Researchers from the Netherlands found that children younger than the age of 12 haven't developed brain pathways that would help them to learn well from mistakes.
Excerpt from the Science Daily article:
"In children of eight and nine, these areas of the brain react strongly to positive feedback and scarcely respond at all to negative feedback. But in children of 12 and 13, and also in adults, the opposite is the case. Their 'control centres' in the brain are more strongly activated by negative feedback and much less by positive feedback."
Exceptions certainly abound, as we assess many young children who are able to learn efficiently from their mistakes - but they are not the majority. The observations of this study are interesting, and could have significant implications for parents and teachers alike.
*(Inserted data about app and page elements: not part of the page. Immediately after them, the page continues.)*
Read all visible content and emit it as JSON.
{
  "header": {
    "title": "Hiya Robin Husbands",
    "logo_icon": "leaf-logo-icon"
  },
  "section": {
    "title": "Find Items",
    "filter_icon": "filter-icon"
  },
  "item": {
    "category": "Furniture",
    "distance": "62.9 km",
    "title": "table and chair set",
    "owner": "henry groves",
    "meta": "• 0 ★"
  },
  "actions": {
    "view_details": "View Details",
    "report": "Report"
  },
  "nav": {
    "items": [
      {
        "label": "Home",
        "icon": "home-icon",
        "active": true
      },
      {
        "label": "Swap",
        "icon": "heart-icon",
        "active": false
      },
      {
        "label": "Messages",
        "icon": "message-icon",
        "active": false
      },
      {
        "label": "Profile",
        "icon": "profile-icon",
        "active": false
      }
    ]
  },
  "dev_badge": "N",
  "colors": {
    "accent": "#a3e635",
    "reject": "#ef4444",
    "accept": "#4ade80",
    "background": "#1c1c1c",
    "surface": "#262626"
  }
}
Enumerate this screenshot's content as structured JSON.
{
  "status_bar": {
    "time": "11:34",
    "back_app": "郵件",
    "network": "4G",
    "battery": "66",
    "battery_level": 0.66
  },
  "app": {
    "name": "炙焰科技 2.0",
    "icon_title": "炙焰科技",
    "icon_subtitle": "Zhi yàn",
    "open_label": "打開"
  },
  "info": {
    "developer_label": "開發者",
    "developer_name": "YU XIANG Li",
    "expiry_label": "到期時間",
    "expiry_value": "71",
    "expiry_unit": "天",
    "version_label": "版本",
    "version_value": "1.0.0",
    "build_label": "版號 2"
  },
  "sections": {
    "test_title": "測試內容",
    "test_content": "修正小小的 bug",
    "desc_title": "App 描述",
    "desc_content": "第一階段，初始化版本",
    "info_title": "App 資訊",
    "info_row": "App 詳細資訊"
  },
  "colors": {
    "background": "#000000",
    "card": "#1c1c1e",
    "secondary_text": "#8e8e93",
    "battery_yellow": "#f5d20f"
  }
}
Young children who transgress rules or struggle in school subjects are commonly scolded for a failure to learn from mistakes - but perhaps the problem may be in our developmentally-inappropriate expectations?
Science Daily: Children don't learn from mistakes until after 12
Learning from Positive and Negative Feedback fMRI pdf